Over the next 15 years, it will cost $1.25 billion to support highways across Dakota County, staff projected. Current funding sources will generate just slightly more than $600 million during that time frame. A new local sales tax would add about $15 million annually for county transportation, helping to close the gap.

But before the county can levy such a tax, it needs approval from the Legislature.

Last week, the Dakota County Board supported the creation of a bill that would grant it , and four other counties, the authority to impose the additional tax. County staff members are working on the language of the bill and will seek sponsors to introduce it in the Legislature.

Commissioner Chris Gerlach said he is not “100 percent sold” on the tax but he wants to have it as an option.

The bill would change a law from 2008, which authorized the five metro counties that make up the Counties Transit Improvement Board to levy a quarter-cent sales tax to fund projects in the metro. Others counties are allowed to levy twice as much. They can use up to a half-cent tax to fund their transportation and transit projects.

“We’re looking for parity with the rest of the state,” Commissioner Kathleen Gaylord said.

The board decided to move forward with the tax after reviewing the transportation finance bills that Gov. Mark Dayton, Senate Democrats and House Republicans have proposed so far this year.

None of the bills would meet the county’s needs. County staff estimated the financial impacts of each of the proposals:

• Under the Senate Democrats’ proposal, Dakota County taxpayers would pay an additional $58.3 million per year for roads and transit and 45 percent of that new money would be spent outside the county.

• In the governor’s plan, Dakota County residents would pay $43.4 million in new transportation taxes and fees, and 52 percent would leave the county.

• House Republicans proposed no new taxes on residents for transportation and transit. The county would get a one-time appropriation of less than $800,000 to cover transit and roads.

Commissioners frequently question whether Dakota County taxpayers are getting a fair return on their transportation investments.

The board members liked that all the revenue from a new quarter-cent sales tax would be spent in the county, and the county would have the full say in how the dollars are used.
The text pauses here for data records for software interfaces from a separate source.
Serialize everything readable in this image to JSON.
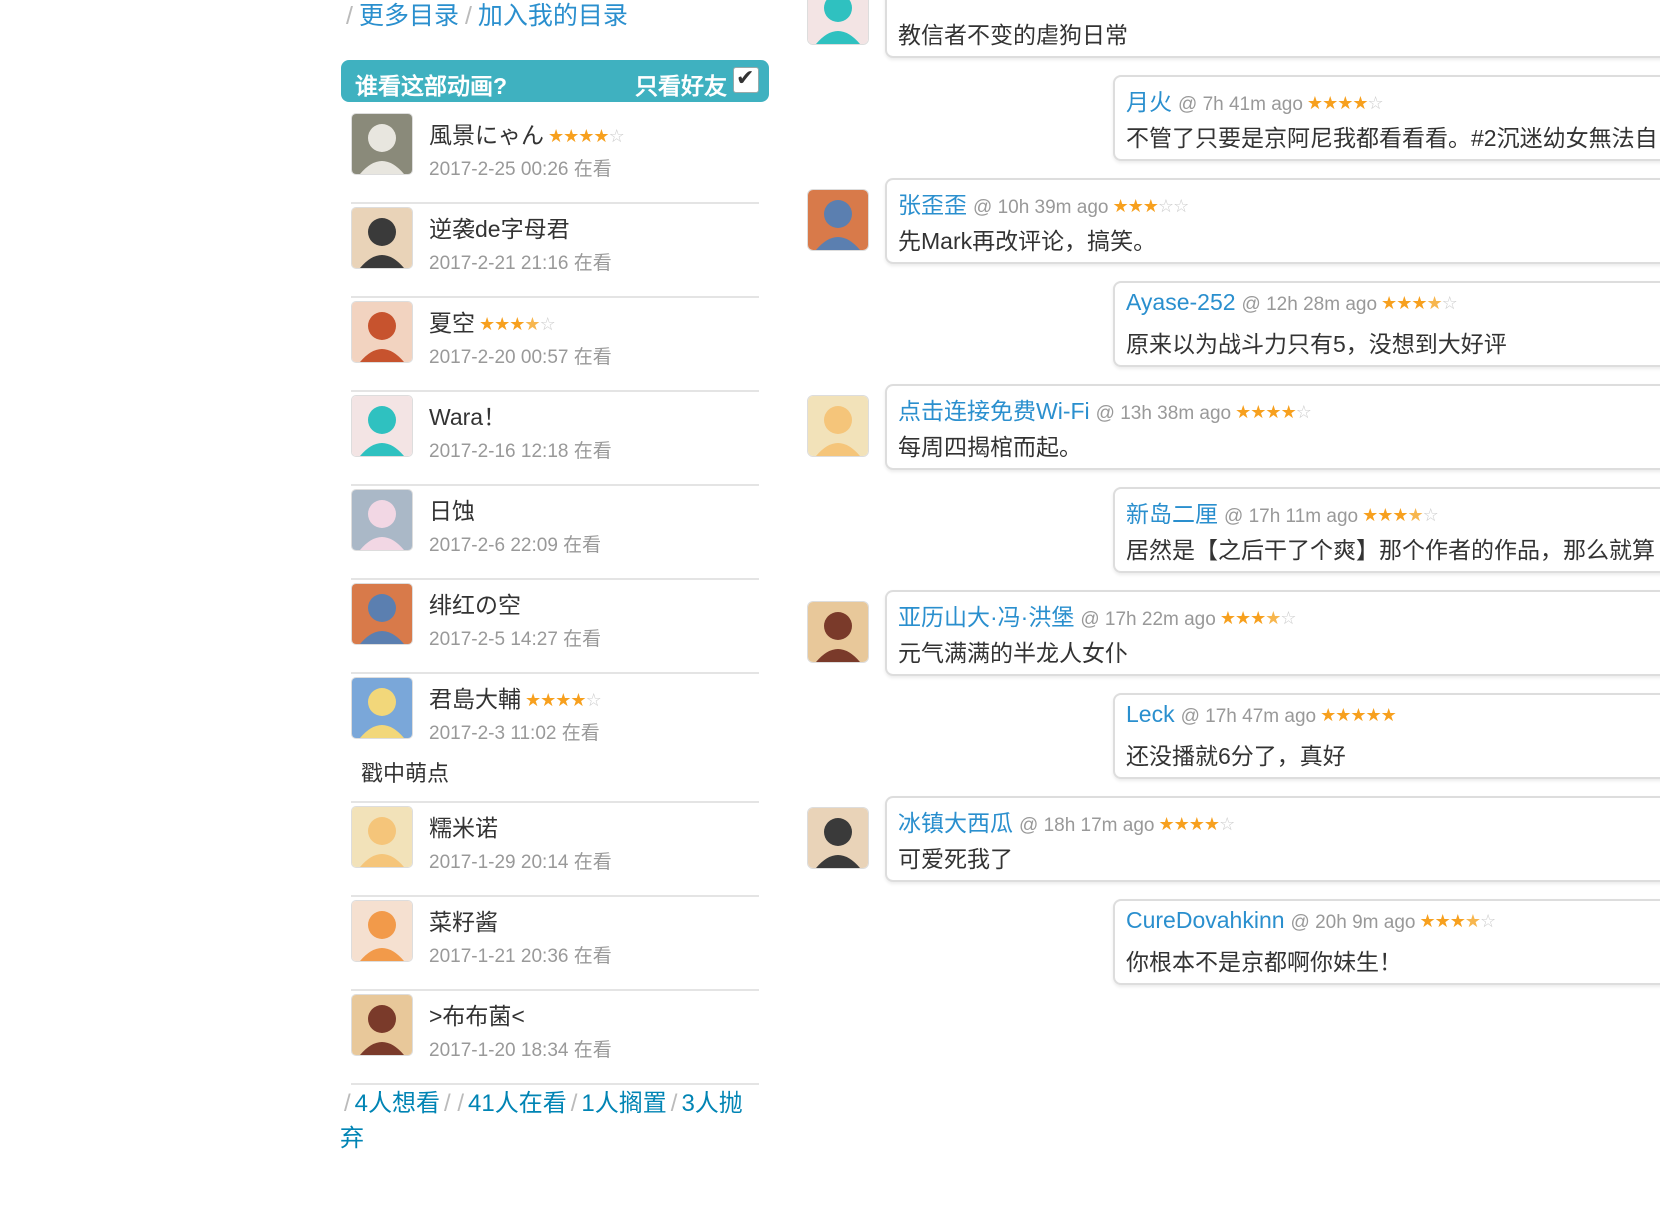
{
  "top_links": {
    "more": "更多目录",
    "add": "加入我的目录"
  },
  "who_header": {
    "title": "谁看这部动画?",
    "friends_only": "只看好友"
  },
  "watchers": [
    {
      "name": "風景にゃん",
      "time": "2017-2-25 00:26 在看",
      "rating": 4
    },
    {
      "name": "逆袭de字母君",
      "time": "2017-2-21 21:16 在看",
      "rating": null
    },
    {
      "name": "夏空",
      "time": "2017-2-20 00:57 在看",
      "rating": 3.5
    },
    {
      "name": "Wara！",
      "time": "2017-2-16 12:18 在看",
      "rating": null
    },
    {
      "name": "日蚀",
      "time": "2017-2-6 22:09 在看",
      "rating": null
    },
    {
      "name": "绯红の空",
      "time": "2017-2-5 14:27 在看",
      "rating": null
    },
    {
      "name": "君島大輔",
      "time": "2017-2-3 11:02 在看",
      "rating": 4,
      "note": "戳中萌点"
    },
    {
      "name": "糯米诺",
      "time": "2017-1-29 20:14 在看",
      "rating": null
    },
    {
      "name": "菜籽酱",
      "time": "2017-1-21 20:36 在看",
      "rating": null
    },
    {
      "name": ">布布菌<",
      "time": "2017-1-20 18:34 在看",
      "rating": null
    }
  ],
  "status_links": {
    "wish": "4人想看",
    "watching": "41人在看",
    "onhold": "1人搁置",
    "dropped": "3人抛弃"
  },
  "comments": [
    {
      "user": "",
      "ago": "",
      "rating": null,
      "text": "教信者不变的虐狗日常",
      "side": "left"
    },
    {
      "user": "月火",
      "ago": "@ 7h 41m ago",
      "rating": 4,
      "text": "不管了只要是京阿尼我都看看看。#2沉迷幼女無法自",
      "side": "right"
    },
    {
      "user": "张歪歪",
      "ago": "@ 10h 39m ago",
      "rating": 3,
      "text": "先Mark再改评论，搞笑。",
      "side": "left"
    },
    {
      "user": "Ayase-252",
      "ago": "@ 12h 28m ago",
      "rating": 3.5,
      "text": "原来以为战斗力只有5，没想到大好评",
      "side": "right"
    },
    {
      "user": "点击连接免费Wi-Fi",
      "ago": "@ 13h 38m ago",
      "rating": 4,
      "text": "每周四揭棺而起。",
      "side": "left"
    },
    {
      "user": "新岛二厘",
      "ago": "@ 17h 11m ago",
      "rating": 3.5,
      "text": "居然是【之后干了个爽】那个作者的作品，那么就算",
      "side": "right"
    },
    {
      "user": "亚历山大·冯·洪堡",
      "ago": "@ 17h 22m ago",
      "rating": 3.5,
      "text": "元气满满的半龙人女仆",
      "side": "left"
    },
    {
      "user": "Leck",
      "ago": "@ 17h 47m ago",
      "rating": 5,
      "text": "还没播就6分了，真好",
      "side": "right"
    },
    {
      "user": "冰镇大西瓜",
      "ago": "@ 18h 17m ago",
      "rating": 4,
      "text": "可爱死我了",
      "side": "left"
    },
    {
      "user": "CureDovahkinn",
      "ago": "@ 20h 9m ago",
      "rating": 3.5,
      "text": "你根本不是京都啊你妹生！",
      "side": "right"
    }
  ],
  "colors": {
    "accent": "#3fb1c0",
    "link": "#2a8fce",
    "star": "#f7a01e"
  }
}
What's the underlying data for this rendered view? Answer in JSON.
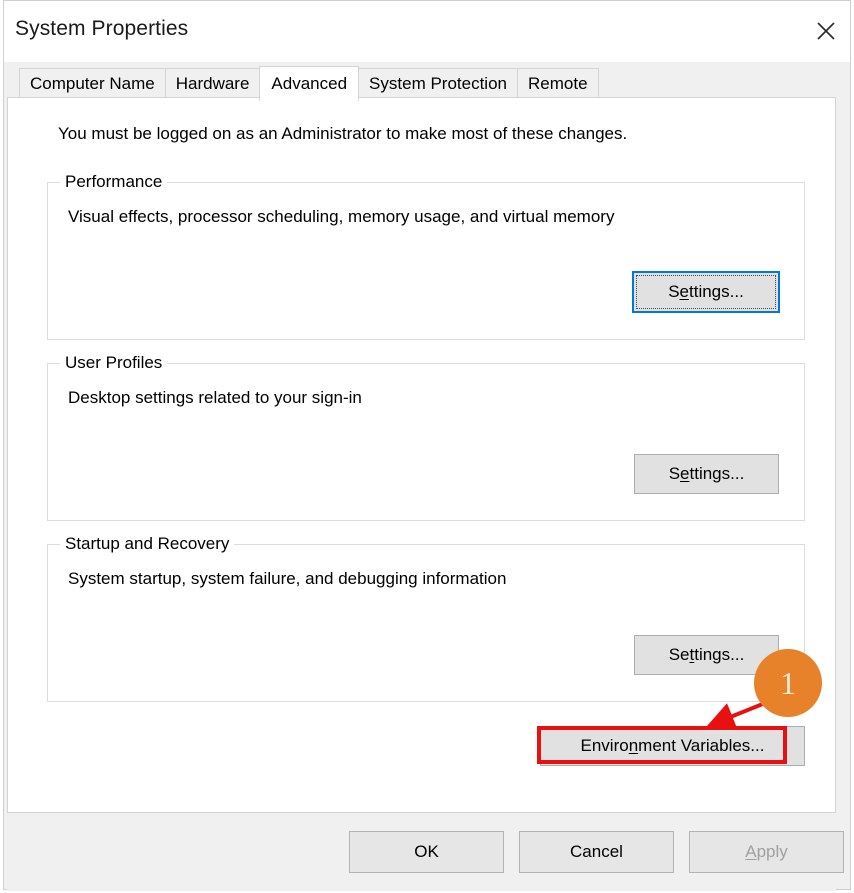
{
  "window": {
    "title": "System Properties",
    "close_icon": "close-icon"
  },
  "tabs": [
    {
      "label": "Computer Name",
      "active": false
    },
    {
      "label": "Hardware",
      "active": false
    },
    {
      "label": "Advanced",
      "active": true
    },
    {
      "label": "System Protection",
      "active": false
    },
    {
      "label": "Remote",
      "active": false
    }
  ],
  "content": {
    "admin_note": "You must be logged on as an Administrator to make most of these changes.",
    "groups": [
      {
        "title": "Performance",
        "description": "Visual effects, processor scheduling, memory usage, and virtual memory",
        "button": {
          "label_pre": "S",
          "label_acc": "e",
          "label_post": "ttings...",
          "full": "Settings...",
          "focused": true
        }
      },
      {
        "title": "User Profiles",
        "description": "Desktop settings related to your sign-in",
        "button": {
          "label_pre": "S",
          "label_acc": "e",
          "label_post": "ttings...",
          "full": "Settings...",
          "focused": false
        }
      },
      {
        "title": "Startup and Recovery",
        "description": "System startup, system failure, and debugging information",
        "button": {
          "label_pre": "Se",
          "label_acc": "t",
          "label_post": "tings...",
          "full": "Settings...",
          "focused": false
        }
      }
    ],
    "env_button": {
      "label_pre": "Enviro",
      "label_acc": "n",
      "label_post": "ment Variables...",
      "full": "Environment Variables..."
    }
  },
  "footer": {
    "ok": "OK",
    "cancel": "Cancel",
    "apply_pre": "",
    "apply_acc": "A",
    "apply_post": "pply",
    "apply_full": "Apply",
    "apply_disabled": true
  },
  "annotations": {
    "step_badge": "1",
    "badge_color": "#e8822a",
    "highlight_color": "#e81010",
    "highlight_target": "Environment Variables..."
  },
  "colors": {
    "accent_focus": "#0078d7",
    "dialog_bg": "#f0f0f0",
    "panel_bg": "#ffffff",
    "button_bg": "#e1e1e1"
  }
}
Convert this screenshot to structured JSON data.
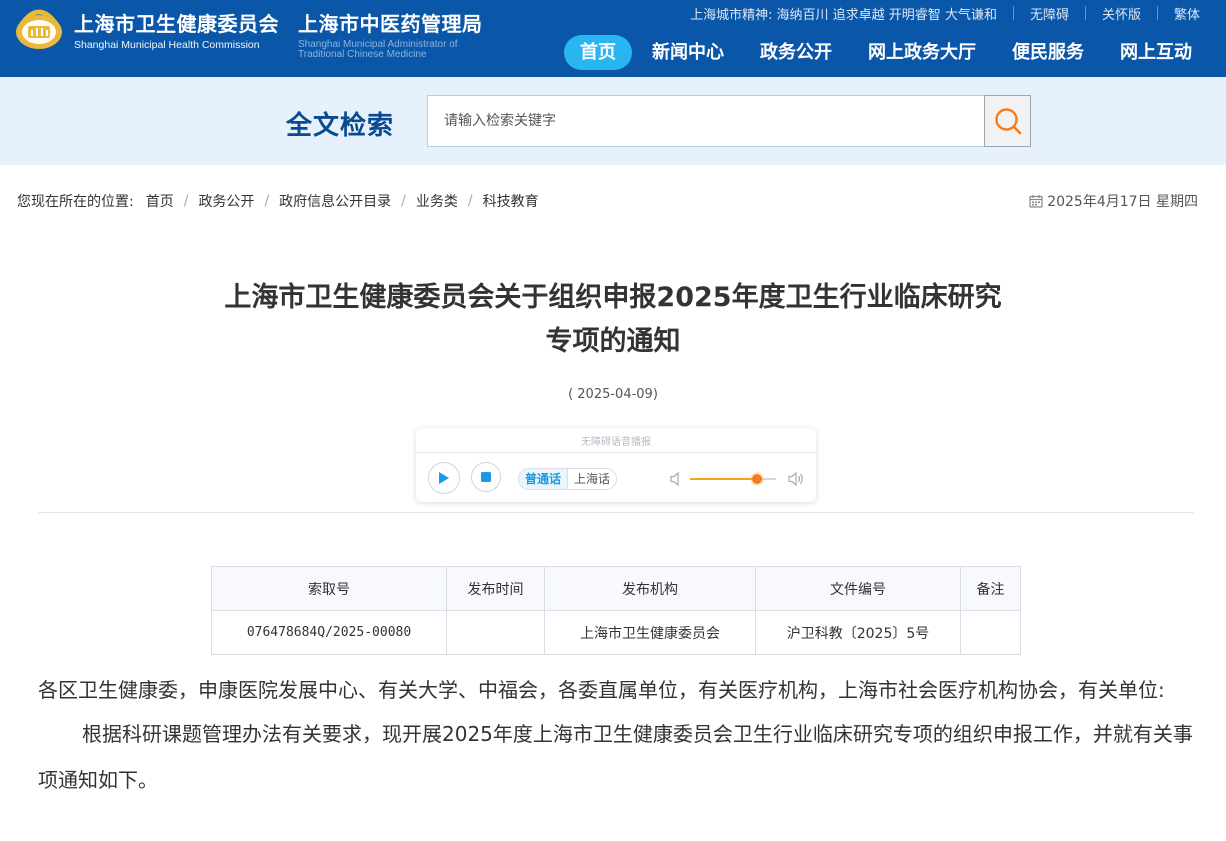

“That quarter percent would be completely under your control,” Physical Development Director Steve Mielke said.

Additionally, he said, the county needs to advocate for more funding for the Minnesota Department of Transportation.

“Frankly, we’re having to stand in for MnDOT because they don’t have adequate resources,” Mielke said.

Dakota County residents end up subsidizing state highways with their property taxes, commissioners said.

“More and more of our transportation projects are relying on property taxes,” Commissioner Liz Workman said.